Winner of an Oscar for best international feature, this tragicomedy is director Thomas Vinterberg’s finest film since Festen (1998), said Mark Kermode in The Observer. Mads Mikkelsen plays a high-school teacher and reformed hellraiser who is in the throes of a mid-life crisis. Inspired by the notion – attributed to the real-life psychiatrist Finn Skårderud – that all humans are born a tiny bit alcohol deficient, he and three male colleagues start drinking secretly at work, hoping to “learn to live again”. They treat their drinking as a scientific experiment, with “severe and absurd” rules, and at first they amaze themselves, their pupils and their wives with their new-found lucidity, enthusiasm and spontaneity.
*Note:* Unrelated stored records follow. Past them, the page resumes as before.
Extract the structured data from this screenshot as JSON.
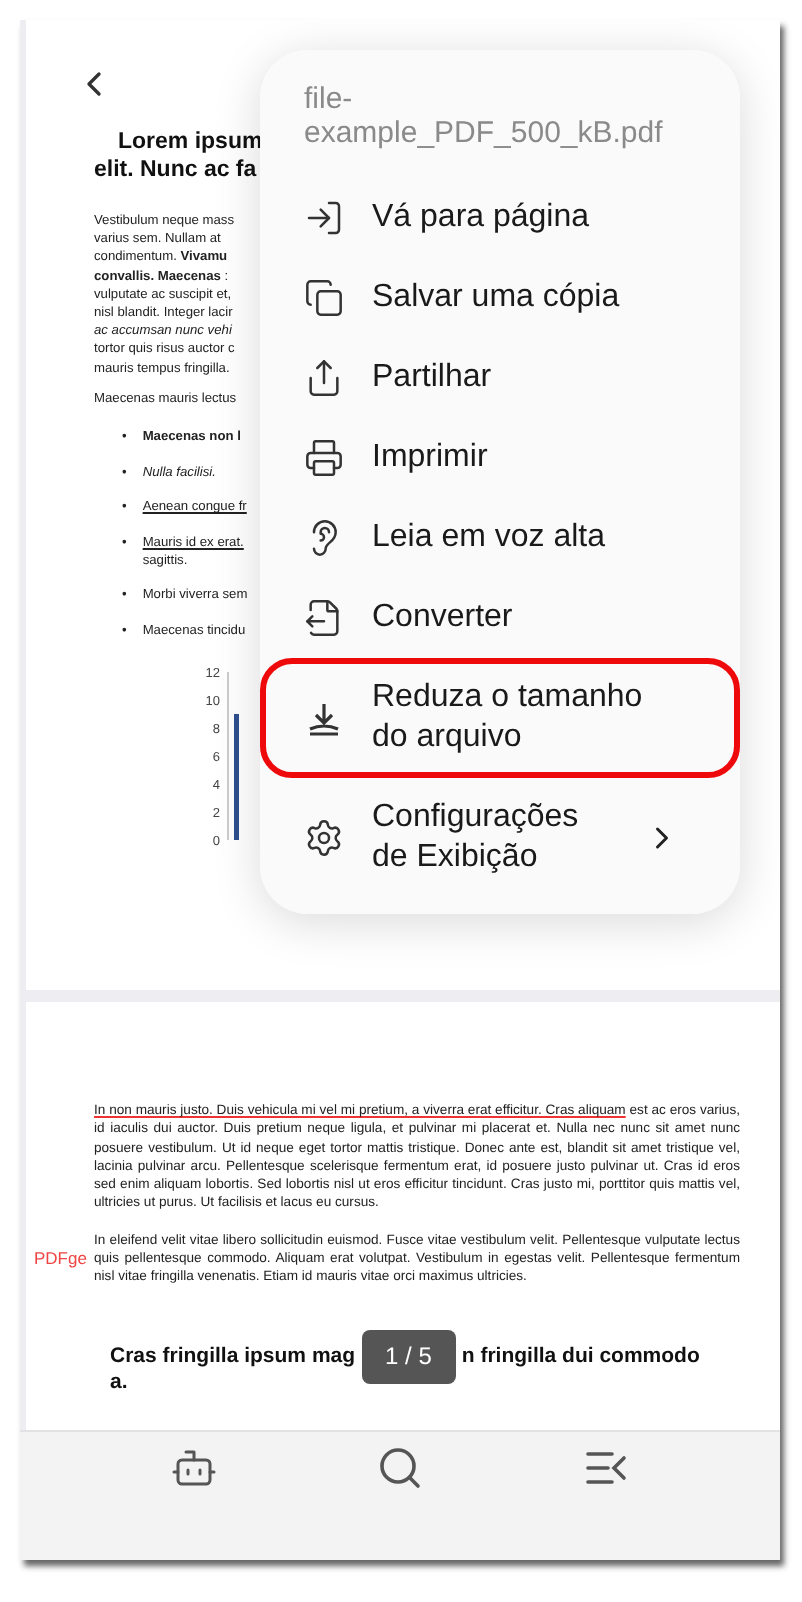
{
  "page_1": {
    "heading": [
      "Lorem ipsum",
      "elit. Nunc ac fa"
    ],
    "paragraph": "Vestibulum neque mass\nvarius sem. Nullam at\ncondimentum. **Vivamu**\n**convallis. Maecenas** :\nvulputate ac suscipit et,\nnisl blandit. Integer lacir\n*ac accumsan nunc vehi*\ntortor quis risus auctor c\nmauris tempus fringilla.",
    "intro": "Maecenas mauris lectus",
    "bullets": [
      {
        "marker": "•",
        "text": "Maecenas non l",
        "kind": "bold"
      },
      {
        "marker": "•",
        "text": "Nulla facilisi.",
        "kind": "italic"
      },
      {
        "marker": "•",
        "text": "Aenean congue fr",
        "kind": "link"
      },
      {
        "marker": "•",
        "text": "Mauris id ex erat.",
        "kind": "link",
        "extra": "sagittis."
      },
      {
        "marker": "•",
        "text": "Morbi viverra sem",
        "kind": "plain"
      },
      {
        "marker": "•",
        "text": "Maecenas tincidu",
        "kind": "plain"
      }
    ],
    "chart_data": {
      "type": "bar",
      "ylim": [
        0,
        12
      ],
      "yticks": [
        0,
        2,
        4,
        6,
        8,
        10,
        12
      ],
      "series": [
        {
          "color": "#2f4f8f",
          "values": [
            9
          ]
        }
      ]
    }
  },
  "page_2": {
    "paragraphs": [
      {
        "marked": "In non mauris justo. Duis vehicula mi vel mi pretium, a viverra erat efficitur. Cras aliquam",
        "text": " est ac eros varius, id iaculis dui auctor. Duis pretium neque ligula, et pulvinar mi placerat et. Nulla nec nunc sit amet nunc posuere vestibulum. Ut id neque eget tortor mattis tristique. Donec ante est, blandit sit amet tristique vel, lacinia pulvinar arcu. Pellentesque scelerisque fermentum erat, id posuere justo pulvinar ut. Cras id eros sed enim aliquam lobortis. Sed lobortis nisl ut eros efficitur tincidunt. Cras justo mi, porttitor quis mattis vel, ultricies ut purus. Ut facilisis et lacus eu cursus."
      },
      {
        "text": "In eleifend velit vitae libero sollicitudin euismod. Fusce vitae vestibulum velit. Pellentesque vulputate lectus quis pellentesque commodo. Aliquam erat volutpat. Vestibulum in egestas velit. Pellentesque fermentum nisl vitae fringilla venenatis. Etiam id mauris vitae orci maximus ultricies."
      }
    ],
    "stamp": "PDFge",
    "heading_parts": [
      "Cras fringilla ipsum mag",
      "n fringilla dui commodo",
      "a."
    ]
  },
  "page_indicator": "1 / 5",
  "menu": {
    "title": "file-example_PDF_500_kB.pdf",
    "items": [
      {
        "kind": "goto",
        "label": "Vá para página",
        "highlighted": false,
        "submenu": false
      },
      {
        "kind": "copy",
        "label": "Salvar uma cópia",
        "highlighted": false,
        "submenu": false
      },
      {
        "kind": "share",
        "label": "Partilhar",
        "highlighted": false,
        "submenu": false
      },
      {
        "kind": "print",
        "label": "Imprimir",
        "highlighted": false,
        "submenu": false
      },
      {
        "kind": "read",
        "label": "Leia em voz alta",
        "highlighted": false,
        "submenu": false
      },
      {
        "kind": "convert",
        "label": "Converter",
        "highlighted": false,
        "submenu": false
      },
      {
        "kind": "reduce",
        "label": "Reduza o tamanho do arquivo",
        "highlighted": true,
        "submenu": false
      },
      {
        "kind": "settings",
        "label": "Configurações de Exibição",
        "highlighted": false,
        "submenu": true
      }
    ]
  },
  "bottom_bar": [
    {
      "kind": "assistant"
    },
    {
      "kind": "search"
    },
    {
      "kind": "outline"
    }
  ]
}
But they struggle to limit their consumption, and are soon “spiralling towards self-destruction”.
I Care a Lot
In this “exquisitely nasty”, blackly comic thriller, Rosamund Pike gives us “her most outrageous Hitchcock-blonde turn since Gone Girl”, said Peter Bradshaw in The Guardian. With a “sociopath haircut, shades and fashion-plate outfits”, she exudes “pure predatory wickedness” as Marla Grayson, a ruthless scammer who, aided by corrupt doctors, insinuates her way into the lives of wealthy but lonely elderly people in Boston. She becomes their legal guardian, has them committed to care homes, then fleeces them of their possessions. One day, she lands what she thinks is a particularly tame fish – sweet Mrs Peterson (a fabulous Dianne Wiest). She duly visits the old lady’s house, all “kindly, sorrowing smiles”, and entraps her during a scene of true emotional “horror”. But there’s something she hasn’t bargained for – Mrs Peterson’s connections in the Russian Mafia.
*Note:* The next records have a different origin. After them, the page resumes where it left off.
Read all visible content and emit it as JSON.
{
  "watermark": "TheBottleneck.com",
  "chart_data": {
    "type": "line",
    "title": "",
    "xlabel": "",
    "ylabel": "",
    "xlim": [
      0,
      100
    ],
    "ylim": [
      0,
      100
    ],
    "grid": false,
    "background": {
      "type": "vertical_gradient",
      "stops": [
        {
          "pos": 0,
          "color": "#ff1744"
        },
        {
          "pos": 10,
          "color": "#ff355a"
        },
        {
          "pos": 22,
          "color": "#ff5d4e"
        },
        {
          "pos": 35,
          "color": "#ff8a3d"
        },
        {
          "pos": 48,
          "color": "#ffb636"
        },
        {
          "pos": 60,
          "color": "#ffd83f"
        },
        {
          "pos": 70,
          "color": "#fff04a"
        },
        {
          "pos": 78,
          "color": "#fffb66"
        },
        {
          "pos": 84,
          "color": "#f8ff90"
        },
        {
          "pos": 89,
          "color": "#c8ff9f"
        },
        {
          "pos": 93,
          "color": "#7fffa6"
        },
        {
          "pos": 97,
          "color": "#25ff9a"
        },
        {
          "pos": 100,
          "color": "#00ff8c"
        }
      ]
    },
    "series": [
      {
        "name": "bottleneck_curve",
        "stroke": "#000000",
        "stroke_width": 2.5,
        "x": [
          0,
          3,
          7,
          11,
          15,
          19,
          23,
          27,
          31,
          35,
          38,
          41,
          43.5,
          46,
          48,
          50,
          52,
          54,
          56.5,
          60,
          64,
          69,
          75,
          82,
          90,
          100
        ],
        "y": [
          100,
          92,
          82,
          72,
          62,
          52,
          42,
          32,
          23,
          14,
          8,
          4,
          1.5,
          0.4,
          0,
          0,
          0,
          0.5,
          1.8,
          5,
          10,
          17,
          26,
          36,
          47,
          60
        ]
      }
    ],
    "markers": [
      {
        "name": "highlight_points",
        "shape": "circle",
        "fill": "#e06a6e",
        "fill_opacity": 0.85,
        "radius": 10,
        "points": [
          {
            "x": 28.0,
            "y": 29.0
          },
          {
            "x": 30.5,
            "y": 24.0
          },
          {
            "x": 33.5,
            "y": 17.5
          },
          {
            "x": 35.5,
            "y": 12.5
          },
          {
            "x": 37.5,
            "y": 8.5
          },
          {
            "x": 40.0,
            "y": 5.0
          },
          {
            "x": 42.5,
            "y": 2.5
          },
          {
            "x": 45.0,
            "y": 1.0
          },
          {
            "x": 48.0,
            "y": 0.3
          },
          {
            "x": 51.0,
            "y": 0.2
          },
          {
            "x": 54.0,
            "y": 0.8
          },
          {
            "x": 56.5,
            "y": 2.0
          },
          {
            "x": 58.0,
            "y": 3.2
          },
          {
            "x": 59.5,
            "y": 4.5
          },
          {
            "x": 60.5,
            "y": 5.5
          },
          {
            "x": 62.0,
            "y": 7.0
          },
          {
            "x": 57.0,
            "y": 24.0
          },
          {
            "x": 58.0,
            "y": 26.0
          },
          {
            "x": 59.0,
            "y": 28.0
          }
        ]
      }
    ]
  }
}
From its first feature – 1995’s Toy Story – onwards, Pixar has never been shy of tackling the big questions. In Soul, the animation studio takes on the greatest of them of all – the meaning of life, said Clarisse Loughrey in The Independent, and it does so with all the “beauty”, “humour” and “heart” for which it has become known. Pixar’s first film with an African American protagonist is about a New York jazz pianist, Joe Gardner (Jamie Foxx), who is scraping a living as a high school teacher while longing for success as a performer. Then, moments after being booked for a potentially life-changing gig, he falls down a manhole. His soul ends up in The Great Beyond, a fuzzy pastel afterlife; but such is his desperation to realise his dream, he manages to slip back to Earth with another soul named 22 (a “delightfully irritating” Tina Fey), who has never occupied a physical body before.